On Tuesday evening, Kim Kardashian posted on her social media accounts announcing the end of her family’s long-running and popular television show, Keeping Up With the Kardashians. The show’s final season will air in early 2021, marking 14 continuous years (and according to Kim, 20 seasons) of the Kardashian family being on television. The pop culture-shifting reality show began back in 2007 when the only fame-adjacent member of the family was Kim, who was known primarily as Paris Hilton’s personal assistant until the release of her sex tape with then-boyfriend Ray J—an event that set her, and soon her whole family, on the path towards stardom.
The impact of KUWTK was undeniable—not only did it turn every member of the Kardashian-Jenner family (and some of their various significant others) into internationally recognized celebrities, it also shifted what “celebrity” even entailed. Over its years on air, the show spawned countless memes and pop culture moments, millions of arguments on the internet about cultural appropriation, and a small village of Kardashian/Jenner children. But in recent years, it was impossible not to notice that KUWTK had begun to feel redundant and behind the times. Not to state the obvious, but the way we interact with celebrities (and celebrity gossip), is drastically different now than it was 13 years ago. The prevalence of social media has dramatically changed the access that the average person can potentially have to the lives of the wealthy and famous, and the expectations of fans have shifted accordingly.
Many of the show’s most dramatic storylines in recent years have been in the news as they’re happening in real-time, leaving KUWTK to try to find a way to make the events feel newly dramatic many months and thousands of news cycles after they’ve already been hashed out by gossip blogs and internet commenters. Think of the Jordyn Woods and Tristan Thompson cheating drama, or even about any of Kanye’s recent antics—odds are you heard about them on Twitter long before the show had the opportunity to talk about them.
It seems possible the decision to shutter KUWTK at this moment could also have been influenced by the shifting societal views on celebrity and wealth. We are no longer in the days of MTV Cribs, when society was fascinated and awe-struck by extravagant displays of wealth. The U.S. is currently experiencing its second recession in less than two decades and is in the midst of a literal pandemic, leaving people with less and less interest in the attempts of the rich and famous to flex on the rest of us with their expensive cars and luxurious vacations.
But regardless of whether you kept up with the Kardashians enthusiastically or reluctantly, it’s impossible to deny the impact the family had on not only reality television but on the entire landscape of popular culture. Although it would be laughable to believe that KUWTK is the last time we will see any of the Kardashians on television, this is certainly the end of an era.
Kim seemed to recognize that herself, as she ended her Instagram post announcing the news by thanking their fans.

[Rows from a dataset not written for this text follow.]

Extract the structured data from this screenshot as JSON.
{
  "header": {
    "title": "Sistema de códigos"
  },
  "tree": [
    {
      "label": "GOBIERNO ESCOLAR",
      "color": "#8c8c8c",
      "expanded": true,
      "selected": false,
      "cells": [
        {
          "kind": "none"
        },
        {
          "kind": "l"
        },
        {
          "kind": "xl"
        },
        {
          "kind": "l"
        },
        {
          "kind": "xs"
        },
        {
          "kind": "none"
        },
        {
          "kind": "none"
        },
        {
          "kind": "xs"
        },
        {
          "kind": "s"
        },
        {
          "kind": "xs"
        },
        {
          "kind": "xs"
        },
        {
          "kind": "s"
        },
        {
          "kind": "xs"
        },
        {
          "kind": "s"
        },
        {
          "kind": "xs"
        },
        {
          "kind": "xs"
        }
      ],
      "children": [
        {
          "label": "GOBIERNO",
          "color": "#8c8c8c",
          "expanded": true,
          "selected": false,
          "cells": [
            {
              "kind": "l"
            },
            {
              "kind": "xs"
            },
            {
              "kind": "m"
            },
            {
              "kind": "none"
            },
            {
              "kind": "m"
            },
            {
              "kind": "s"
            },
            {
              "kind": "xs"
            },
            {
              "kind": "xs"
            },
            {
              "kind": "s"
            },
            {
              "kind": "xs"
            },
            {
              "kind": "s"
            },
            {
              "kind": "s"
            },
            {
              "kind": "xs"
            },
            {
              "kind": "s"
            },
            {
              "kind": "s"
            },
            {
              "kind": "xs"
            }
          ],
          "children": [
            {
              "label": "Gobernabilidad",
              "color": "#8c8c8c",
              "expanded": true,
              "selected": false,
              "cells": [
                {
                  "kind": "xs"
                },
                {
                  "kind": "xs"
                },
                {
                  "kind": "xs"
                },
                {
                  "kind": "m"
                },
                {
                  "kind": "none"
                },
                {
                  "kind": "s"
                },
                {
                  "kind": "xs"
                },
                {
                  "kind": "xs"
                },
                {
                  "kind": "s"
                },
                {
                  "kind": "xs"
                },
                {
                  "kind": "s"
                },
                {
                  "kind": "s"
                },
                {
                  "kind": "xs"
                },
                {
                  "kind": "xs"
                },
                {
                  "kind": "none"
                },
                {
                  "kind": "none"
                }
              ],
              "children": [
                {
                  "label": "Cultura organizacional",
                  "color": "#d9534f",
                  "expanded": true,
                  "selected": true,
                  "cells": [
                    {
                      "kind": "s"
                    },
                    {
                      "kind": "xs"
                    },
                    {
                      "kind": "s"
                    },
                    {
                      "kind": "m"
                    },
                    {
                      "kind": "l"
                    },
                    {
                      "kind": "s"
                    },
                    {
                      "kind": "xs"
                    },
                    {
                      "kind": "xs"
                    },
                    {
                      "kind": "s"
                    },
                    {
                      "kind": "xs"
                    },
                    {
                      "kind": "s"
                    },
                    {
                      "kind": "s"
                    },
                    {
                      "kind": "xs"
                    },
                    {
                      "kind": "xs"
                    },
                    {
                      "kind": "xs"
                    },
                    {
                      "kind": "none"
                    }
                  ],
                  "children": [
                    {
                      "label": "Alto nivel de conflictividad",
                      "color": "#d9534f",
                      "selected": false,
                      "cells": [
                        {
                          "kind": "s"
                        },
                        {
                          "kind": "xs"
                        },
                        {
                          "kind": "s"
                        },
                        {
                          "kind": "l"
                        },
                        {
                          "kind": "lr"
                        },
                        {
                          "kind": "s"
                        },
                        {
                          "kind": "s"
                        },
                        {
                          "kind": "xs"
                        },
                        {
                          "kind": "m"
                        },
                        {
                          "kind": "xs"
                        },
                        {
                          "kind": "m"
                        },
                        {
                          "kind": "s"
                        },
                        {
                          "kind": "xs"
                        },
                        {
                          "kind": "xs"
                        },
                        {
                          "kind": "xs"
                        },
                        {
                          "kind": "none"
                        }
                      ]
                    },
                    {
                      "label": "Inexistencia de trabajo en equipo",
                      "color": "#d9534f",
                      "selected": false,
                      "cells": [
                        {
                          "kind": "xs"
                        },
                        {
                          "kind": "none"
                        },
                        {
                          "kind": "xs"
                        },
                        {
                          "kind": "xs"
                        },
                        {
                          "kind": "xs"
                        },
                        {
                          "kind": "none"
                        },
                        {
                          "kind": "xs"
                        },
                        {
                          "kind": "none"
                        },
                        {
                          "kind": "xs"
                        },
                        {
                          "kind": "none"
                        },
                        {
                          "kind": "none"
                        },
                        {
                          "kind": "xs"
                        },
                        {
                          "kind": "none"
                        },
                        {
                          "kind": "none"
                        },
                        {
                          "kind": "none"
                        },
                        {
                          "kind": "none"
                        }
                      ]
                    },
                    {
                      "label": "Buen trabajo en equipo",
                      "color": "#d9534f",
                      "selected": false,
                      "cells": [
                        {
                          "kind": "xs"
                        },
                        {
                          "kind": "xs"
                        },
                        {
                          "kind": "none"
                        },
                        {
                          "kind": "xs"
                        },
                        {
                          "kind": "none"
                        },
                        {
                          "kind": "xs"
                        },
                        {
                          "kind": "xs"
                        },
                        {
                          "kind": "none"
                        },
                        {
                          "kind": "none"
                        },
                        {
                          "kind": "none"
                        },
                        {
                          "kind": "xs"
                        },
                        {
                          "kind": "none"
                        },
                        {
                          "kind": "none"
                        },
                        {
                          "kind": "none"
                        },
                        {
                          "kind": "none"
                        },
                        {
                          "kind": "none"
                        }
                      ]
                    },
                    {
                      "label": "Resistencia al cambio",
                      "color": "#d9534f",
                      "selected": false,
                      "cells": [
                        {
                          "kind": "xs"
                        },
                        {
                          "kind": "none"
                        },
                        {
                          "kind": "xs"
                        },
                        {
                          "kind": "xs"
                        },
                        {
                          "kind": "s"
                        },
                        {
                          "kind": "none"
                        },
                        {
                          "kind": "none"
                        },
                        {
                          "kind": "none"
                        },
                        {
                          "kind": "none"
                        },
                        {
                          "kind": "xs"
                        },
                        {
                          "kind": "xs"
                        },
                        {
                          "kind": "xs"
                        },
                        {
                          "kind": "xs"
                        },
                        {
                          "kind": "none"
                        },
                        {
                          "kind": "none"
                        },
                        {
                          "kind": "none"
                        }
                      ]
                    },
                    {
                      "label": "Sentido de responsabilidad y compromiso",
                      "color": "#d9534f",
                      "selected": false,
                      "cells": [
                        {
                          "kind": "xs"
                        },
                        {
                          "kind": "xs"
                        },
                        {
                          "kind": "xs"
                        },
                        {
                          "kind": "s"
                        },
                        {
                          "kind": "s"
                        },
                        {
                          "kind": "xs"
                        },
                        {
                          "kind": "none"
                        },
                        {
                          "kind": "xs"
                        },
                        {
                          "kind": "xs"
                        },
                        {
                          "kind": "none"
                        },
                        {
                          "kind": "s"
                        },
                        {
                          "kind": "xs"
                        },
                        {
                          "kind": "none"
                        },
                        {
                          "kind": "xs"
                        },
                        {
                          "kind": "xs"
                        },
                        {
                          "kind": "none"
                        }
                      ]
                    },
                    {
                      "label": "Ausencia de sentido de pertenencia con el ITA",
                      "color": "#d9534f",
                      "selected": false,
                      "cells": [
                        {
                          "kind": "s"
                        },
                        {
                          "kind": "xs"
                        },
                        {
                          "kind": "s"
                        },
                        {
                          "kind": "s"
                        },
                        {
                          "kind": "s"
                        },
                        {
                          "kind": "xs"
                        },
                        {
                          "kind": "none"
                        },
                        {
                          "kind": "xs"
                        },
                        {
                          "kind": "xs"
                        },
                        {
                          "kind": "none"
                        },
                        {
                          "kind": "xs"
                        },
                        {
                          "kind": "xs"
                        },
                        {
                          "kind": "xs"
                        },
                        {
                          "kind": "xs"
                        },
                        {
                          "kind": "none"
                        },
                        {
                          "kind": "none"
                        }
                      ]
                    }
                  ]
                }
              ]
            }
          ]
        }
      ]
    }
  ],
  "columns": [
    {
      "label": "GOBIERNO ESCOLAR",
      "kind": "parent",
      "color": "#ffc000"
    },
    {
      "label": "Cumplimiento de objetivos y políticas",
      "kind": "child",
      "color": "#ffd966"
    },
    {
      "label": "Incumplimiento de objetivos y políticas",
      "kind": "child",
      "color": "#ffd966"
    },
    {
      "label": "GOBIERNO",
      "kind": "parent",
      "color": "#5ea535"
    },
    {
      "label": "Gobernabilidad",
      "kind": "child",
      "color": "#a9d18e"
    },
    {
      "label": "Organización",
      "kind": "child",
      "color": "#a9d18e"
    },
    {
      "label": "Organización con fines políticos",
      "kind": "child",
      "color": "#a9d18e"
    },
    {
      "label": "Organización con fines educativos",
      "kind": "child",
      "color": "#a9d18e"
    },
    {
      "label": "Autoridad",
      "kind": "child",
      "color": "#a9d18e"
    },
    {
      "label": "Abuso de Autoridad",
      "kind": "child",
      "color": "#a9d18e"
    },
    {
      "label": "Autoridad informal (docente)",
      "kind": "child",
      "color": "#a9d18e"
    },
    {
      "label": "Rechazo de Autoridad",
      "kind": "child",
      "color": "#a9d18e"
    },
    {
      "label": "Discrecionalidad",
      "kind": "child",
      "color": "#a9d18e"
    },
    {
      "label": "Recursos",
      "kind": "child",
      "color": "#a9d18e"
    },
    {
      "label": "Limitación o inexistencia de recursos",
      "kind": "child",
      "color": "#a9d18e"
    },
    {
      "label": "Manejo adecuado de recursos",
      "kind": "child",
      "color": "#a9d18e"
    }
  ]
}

“Without Keeping Up with The Kardashians, I wouldn’t be where I am today. I am so incredibly grateful to everyone who has watched and supported me and my family these past 14 incredible years. This show made us who we are and I will be forever in debt to everyone who played a role in shaping our careers and changing our lives forever.
With Love and Gratitude,